Climate change has reached a tipping point, becoming a climate crisis that is having a domino effect on many of our world’s forests. It is now crucial for global leaders to come together and hold an Earth Forest Summit.
We need to discuss the future of our forests and agree on their governance and actions for the benefit of people and our planet. The benefits of our forests transcend national boundaries, our strategies and actions should too transcend them.
The importance of forests to climate
It is an ironic reverse of evolution to consider that when trees first emerged 380 million years ago the world was 10oC hotter and CO2 concentrations were 10 times what they are today. Forests made our planet more habitable, and their destruction will make it distinctly uninhabitable for humans and much other terrestrial life.
The IPCC Special Report on Climate Change and Land released in August 2019 brought a clear message:
“Reducing deforestation and forest degradation lowers greenhouse emissions, while sustainable forest management can maintain or enhance forest carbon stocks, and can maintain forest carbon sinks, including by transferring carbon to wood products… These can store carbon over the long-term and can substitute for emissions-intensive materials reducing emissions”.

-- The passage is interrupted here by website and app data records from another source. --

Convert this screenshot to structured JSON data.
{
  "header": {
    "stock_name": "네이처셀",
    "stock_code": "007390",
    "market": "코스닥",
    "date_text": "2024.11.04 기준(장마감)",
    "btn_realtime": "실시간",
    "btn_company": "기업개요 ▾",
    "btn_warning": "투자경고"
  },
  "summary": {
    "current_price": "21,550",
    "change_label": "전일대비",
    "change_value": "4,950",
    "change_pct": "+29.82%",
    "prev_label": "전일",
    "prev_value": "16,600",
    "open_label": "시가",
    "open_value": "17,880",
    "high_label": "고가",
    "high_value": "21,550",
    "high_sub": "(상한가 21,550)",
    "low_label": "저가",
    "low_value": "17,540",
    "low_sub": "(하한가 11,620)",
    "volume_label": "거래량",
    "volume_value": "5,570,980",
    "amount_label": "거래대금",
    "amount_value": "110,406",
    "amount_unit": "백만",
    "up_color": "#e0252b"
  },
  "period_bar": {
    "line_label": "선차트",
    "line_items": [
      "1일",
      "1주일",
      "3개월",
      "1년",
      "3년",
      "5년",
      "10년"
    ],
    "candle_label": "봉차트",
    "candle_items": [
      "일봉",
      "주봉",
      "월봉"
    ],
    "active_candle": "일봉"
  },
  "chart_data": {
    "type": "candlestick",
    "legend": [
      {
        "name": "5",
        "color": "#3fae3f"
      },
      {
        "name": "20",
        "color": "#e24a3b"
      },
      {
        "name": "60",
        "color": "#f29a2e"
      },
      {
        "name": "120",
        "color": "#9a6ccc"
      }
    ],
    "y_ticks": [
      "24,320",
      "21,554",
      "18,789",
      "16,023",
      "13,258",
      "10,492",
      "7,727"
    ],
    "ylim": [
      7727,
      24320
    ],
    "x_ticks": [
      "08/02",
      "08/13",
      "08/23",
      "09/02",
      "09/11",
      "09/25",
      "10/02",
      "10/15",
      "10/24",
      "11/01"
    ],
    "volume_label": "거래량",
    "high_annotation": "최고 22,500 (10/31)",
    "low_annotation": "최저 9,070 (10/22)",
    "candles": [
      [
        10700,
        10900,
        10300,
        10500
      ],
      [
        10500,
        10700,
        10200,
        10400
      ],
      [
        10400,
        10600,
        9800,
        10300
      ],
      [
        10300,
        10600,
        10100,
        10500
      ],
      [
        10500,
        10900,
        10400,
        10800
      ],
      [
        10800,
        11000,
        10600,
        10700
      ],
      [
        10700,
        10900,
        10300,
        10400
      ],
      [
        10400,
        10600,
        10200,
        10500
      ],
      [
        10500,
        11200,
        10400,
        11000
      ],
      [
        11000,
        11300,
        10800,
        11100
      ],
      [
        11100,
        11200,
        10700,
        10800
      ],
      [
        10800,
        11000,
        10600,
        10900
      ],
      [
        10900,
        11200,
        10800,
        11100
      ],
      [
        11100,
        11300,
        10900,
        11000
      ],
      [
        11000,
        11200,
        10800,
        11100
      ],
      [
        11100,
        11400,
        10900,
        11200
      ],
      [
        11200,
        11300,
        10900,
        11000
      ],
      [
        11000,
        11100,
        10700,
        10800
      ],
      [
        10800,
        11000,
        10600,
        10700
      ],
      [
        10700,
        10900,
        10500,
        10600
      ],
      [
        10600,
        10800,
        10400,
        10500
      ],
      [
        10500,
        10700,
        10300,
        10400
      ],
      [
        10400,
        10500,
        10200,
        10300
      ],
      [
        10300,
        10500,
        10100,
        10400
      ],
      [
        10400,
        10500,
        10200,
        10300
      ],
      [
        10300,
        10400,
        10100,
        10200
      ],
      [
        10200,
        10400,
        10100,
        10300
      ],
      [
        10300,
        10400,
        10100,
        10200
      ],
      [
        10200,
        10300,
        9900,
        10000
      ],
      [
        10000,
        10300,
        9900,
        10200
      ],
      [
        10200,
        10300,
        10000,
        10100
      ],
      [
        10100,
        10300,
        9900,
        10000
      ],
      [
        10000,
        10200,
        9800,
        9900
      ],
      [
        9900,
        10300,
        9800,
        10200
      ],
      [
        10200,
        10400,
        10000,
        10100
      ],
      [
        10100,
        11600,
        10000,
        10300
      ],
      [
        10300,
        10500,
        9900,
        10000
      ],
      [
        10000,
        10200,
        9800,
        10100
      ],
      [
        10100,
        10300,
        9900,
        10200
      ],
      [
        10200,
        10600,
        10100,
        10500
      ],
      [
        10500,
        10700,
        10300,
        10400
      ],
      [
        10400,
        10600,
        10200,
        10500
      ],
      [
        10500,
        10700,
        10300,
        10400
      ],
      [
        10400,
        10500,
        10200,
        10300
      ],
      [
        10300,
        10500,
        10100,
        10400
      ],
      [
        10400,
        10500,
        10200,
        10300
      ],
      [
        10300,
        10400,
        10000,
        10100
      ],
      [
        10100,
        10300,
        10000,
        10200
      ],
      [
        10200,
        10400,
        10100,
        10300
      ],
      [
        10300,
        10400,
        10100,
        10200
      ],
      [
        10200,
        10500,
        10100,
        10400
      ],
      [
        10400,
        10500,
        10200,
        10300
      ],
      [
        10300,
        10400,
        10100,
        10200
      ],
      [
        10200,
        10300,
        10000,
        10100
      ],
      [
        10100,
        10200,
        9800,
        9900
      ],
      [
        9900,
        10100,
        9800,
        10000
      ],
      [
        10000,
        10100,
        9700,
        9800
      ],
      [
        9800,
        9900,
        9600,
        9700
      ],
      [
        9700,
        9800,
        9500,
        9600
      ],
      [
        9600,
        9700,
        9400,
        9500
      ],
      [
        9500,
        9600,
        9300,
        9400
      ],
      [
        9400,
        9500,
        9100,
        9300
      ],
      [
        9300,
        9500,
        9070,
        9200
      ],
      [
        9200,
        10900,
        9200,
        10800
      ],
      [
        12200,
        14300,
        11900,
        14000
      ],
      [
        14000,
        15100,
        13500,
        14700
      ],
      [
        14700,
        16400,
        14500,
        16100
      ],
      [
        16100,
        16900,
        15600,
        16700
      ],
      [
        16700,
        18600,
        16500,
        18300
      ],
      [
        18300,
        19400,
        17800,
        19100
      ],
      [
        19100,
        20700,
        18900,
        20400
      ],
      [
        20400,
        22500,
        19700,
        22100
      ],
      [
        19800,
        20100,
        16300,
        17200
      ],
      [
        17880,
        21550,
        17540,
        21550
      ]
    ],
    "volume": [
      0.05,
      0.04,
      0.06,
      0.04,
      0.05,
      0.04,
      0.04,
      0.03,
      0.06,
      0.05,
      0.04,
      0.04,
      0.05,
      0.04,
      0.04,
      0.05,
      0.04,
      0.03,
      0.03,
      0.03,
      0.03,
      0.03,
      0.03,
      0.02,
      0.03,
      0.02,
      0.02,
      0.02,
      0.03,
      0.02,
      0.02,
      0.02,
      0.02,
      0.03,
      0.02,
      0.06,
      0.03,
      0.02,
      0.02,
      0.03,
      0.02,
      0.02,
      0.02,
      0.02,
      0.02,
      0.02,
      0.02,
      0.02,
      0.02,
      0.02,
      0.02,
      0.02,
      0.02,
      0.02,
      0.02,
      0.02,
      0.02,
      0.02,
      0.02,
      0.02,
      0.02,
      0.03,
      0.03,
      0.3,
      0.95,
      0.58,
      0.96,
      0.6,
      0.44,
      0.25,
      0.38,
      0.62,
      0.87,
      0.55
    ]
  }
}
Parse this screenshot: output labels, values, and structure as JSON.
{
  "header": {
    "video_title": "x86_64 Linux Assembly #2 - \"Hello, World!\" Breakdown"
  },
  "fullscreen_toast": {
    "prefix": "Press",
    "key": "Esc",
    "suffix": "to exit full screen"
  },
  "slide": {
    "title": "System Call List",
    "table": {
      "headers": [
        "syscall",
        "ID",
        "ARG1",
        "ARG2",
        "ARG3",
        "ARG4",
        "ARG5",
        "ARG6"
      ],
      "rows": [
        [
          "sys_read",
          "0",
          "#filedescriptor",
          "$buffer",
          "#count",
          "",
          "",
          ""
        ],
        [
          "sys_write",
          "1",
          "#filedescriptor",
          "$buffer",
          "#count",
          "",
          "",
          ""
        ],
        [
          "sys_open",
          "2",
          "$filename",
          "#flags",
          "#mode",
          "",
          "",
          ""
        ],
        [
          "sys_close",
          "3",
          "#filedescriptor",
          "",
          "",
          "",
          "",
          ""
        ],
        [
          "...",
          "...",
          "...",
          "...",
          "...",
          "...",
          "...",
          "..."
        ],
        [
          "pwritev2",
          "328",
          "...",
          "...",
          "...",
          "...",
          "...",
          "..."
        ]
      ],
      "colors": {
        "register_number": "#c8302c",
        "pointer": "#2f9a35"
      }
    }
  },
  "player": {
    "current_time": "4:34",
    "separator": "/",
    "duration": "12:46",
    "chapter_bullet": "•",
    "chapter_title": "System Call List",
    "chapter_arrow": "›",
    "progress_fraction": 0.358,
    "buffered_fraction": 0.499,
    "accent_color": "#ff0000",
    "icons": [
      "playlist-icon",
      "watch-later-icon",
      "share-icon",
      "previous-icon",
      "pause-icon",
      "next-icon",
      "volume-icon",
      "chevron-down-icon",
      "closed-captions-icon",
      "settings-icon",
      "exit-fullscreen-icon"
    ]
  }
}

Forests cover more than 30% of the global ice-free land surface, and are a fundamental part of the solution to climate change. However, they are also being affected in an unprecedented way by climate change itself. Forest fires have reached new levels of intensity, while becoming the new normal in countries where they were not an issue before. The same is true for new pests and diseases affecting our forests. Forest dieback due to long-lasting drought is as well bringing many of our forests to their limits.
The importance of forests for a sustainable future
The world’s forests are the largest terrestrial carbon sink we have. They are also the main terrestrial source of precipitation and biodiversity and therefore are key to supporting life on our planet. Furthermore, forests are the largest source of non-food, non-feed renewable biological resources. These are key resources that can help to transform our current fossil-based economy into a sustainable bioeconomy, accelerating widescale decarbonization.
Tackling deforestation and forest degradation, supporting forest adaption to climate change and natural disturbances, and creating new forests and implementing sustainable forest management are fundamental to moving towards a climate neutral planet and a sustainable future.
What action is needed?
The first step is recognizing that forests are our most important terrestrial natural capital and are excessively under-valued and under-appreciated. Second, it is vital to establish a science-based understanding on the state of the world’s forests, including threats and the opportunities they offer to transition from a fossil economy towards a circular bioeconomy. Third, our forests require a long-term and holistic approach which integrates climate change mitigation and adaptation, biodiversity and their role in decarbonizing our economy. This approach requires us to overcome the past short-sighted and polarized debate between conservation and production. Biodiversity and the bioeconomy are the two sides of the same coin: sustainable development.